• DATA EXTRACTS
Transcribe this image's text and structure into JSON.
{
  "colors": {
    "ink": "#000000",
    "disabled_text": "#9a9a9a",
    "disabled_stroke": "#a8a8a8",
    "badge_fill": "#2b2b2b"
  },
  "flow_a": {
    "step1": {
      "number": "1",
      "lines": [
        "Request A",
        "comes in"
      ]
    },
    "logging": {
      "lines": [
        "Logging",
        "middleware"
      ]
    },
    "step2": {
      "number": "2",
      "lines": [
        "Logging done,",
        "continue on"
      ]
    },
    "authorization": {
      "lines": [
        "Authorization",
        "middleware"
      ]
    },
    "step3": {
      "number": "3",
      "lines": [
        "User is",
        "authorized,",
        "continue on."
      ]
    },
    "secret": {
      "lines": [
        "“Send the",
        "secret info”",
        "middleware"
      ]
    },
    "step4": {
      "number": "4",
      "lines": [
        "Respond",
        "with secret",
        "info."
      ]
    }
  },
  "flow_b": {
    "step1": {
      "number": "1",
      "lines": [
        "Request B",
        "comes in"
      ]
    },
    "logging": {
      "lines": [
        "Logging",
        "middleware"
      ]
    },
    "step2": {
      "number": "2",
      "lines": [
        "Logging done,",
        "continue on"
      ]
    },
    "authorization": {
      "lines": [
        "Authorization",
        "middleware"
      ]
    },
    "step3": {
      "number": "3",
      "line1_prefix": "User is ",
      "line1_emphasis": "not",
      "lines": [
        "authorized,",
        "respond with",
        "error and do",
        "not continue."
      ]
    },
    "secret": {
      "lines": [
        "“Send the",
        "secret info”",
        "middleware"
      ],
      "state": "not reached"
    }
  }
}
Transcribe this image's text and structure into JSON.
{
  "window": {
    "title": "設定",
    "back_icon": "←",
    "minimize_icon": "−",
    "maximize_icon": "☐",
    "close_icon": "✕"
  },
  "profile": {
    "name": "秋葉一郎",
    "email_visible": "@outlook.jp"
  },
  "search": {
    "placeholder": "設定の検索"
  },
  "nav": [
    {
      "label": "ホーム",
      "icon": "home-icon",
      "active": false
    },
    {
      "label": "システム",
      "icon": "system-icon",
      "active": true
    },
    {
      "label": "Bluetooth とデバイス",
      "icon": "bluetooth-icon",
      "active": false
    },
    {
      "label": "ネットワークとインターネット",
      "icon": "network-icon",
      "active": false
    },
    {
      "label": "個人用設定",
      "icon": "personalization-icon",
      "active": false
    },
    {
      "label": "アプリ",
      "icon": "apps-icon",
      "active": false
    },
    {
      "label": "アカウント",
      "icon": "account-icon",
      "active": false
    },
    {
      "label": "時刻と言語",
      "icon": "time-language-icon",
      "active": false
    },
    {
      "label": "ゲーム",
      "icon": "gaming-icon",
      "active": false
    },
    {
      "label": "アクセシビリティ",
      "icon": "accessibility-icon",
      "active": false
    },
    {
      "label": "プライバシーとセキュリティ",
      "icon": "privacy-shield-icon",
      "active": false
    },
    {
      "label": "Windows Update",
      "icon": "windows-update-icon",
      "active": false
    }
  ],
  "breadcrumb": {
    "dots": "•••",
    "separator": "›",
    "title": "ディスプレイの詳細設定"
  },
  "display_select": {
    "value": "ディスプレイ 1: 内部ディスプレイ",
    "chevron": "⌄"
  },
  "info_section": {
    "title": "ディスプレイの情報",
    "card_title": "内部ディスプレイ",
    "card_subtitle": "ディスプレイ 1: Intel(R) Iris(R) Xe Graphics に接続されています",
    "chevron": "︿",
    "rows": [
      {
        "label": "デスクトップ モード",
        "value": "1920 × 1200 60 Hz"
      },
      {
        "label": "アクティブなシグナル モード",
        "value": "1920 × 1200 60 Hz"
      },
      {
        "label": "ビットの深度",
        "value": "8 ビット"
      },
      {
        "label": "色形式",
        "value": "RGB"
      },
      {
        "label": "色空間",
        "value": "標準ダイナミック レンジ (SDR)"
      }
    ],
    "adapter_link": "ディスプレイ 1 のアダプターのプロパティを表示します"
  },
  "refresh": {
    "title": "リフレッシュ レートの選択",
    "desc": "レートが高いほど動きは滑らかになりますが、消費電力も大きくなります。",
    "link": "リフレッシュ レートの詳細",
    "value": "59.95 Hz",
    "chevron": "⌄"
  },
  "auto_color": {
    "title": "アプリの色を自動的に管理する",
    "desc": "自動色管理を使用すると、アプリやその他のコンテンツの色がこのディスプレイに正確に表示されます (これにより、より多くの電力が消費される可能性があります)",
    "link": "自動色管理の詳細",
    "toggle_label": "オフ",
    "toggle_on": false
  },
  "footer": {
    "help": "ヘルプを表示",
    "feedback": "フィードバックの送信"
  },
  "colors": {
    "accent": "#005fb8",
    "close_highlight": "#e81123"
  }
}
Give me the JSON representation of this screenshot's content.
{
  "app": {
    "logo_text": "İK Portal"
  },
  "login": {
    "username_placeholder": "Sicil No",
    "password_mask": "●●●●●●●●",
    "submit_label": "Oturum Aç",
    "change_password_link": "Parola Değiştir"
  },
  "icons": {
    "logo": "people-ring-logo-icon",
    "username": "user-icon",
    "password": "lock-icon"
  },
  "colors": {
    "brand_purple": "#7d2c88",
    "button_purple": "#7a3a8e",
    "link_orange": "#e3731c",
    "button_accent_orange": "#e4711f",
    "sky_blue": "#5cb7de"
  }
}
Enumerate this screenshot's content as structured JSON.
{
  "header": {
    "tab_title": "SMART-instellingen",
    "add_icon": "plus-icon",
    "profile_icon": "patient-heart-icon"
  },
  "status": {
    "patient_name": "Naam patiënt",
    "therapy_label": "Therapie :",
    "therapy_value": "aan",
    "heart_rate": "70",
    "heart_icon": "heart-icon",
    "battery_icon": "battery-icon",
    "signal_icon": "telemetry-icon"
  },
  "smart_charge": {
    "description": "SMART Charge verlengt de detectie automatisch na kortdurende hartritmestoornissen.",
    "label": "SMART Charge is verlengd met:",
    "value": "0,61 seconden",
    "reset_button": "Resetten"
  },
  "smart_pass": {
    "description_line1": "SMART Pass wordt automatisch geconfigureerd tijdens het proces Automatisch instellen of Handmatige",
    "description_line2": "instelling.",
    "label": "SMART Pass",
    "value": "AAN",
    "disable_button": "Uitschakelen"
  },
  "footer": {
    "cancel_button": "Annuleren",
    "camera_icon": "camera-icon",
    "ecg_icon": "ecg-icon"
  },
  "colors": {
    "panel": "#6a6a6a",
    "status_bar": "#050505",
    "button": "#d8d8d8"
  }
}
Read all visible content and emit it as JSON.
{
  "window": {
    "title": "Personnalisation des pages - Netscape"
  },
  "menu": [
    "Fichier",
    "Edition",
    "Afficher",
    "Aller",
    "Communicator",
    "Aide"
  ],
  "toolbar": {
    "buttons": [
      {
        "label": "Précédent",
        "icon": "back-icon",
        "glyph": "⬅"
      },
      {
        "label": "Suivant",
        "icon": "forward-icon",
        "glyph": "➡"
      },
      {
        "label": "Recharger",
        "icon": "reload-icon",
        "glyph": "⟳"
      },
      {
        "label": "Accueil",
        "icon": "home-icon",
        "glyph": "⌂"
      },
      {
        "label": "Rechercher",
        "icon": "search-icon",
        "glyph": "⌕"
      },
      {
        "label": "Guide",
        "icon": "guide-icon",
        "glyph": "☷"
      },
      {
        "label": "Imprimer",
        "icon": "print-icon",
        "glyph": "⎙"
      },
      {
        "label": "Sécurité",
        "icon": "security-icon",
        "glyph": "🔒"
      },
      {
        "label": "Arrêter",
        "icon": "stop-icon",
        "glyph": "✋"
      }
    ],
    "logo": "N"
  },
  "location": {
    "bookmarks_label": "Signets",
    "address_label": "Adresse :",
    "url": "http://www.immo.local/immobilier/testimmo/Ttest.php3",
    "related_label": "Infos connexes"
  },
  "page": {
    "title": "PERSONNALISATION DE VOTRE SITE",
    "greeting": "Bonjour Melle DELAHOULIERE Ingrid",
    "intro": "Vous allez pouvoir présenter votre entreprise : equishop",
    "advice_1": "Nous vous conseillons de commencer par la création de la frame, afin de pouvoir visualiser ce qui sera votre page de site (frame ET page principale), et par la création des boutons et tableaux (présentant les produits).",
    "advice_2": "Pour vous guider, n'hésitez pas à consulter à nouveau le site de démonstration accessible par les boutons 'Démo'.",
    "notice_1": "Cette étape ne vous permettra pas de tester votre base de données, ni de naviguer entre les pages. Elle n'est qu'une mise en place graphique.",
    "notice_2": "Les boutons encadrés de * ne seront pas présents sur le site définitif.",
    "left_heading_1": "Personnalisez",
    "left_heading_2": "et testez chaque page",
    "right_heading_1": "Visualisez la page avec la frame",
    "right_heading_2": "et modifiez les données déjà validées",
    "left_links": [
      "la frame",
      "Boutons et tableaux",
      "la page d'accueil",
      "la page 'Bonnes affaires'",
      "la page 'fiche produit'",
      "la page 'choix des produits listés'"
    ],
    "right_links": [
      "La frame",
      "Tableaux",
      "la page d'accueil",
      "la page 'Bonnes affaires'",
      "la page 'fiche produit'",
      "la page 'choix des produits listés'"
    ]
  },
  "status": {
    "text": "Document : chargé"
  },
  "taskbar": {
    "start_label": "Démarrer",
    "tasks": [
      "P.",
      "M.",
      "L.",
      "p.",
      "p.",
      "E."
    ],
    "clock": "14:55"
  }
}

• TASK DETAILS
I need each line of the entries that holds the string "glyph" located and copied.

• RESPONSE BOX
        "glyph": "⬅"
        "glyph": "➡"
        "glyph": "⟳"
        "glyph": "⌂"
        "glyph": "⌕"
        "glyph": "☷"
        "glyph": "⎙"
        "glyph": "🔒"
        "glyph": "✋"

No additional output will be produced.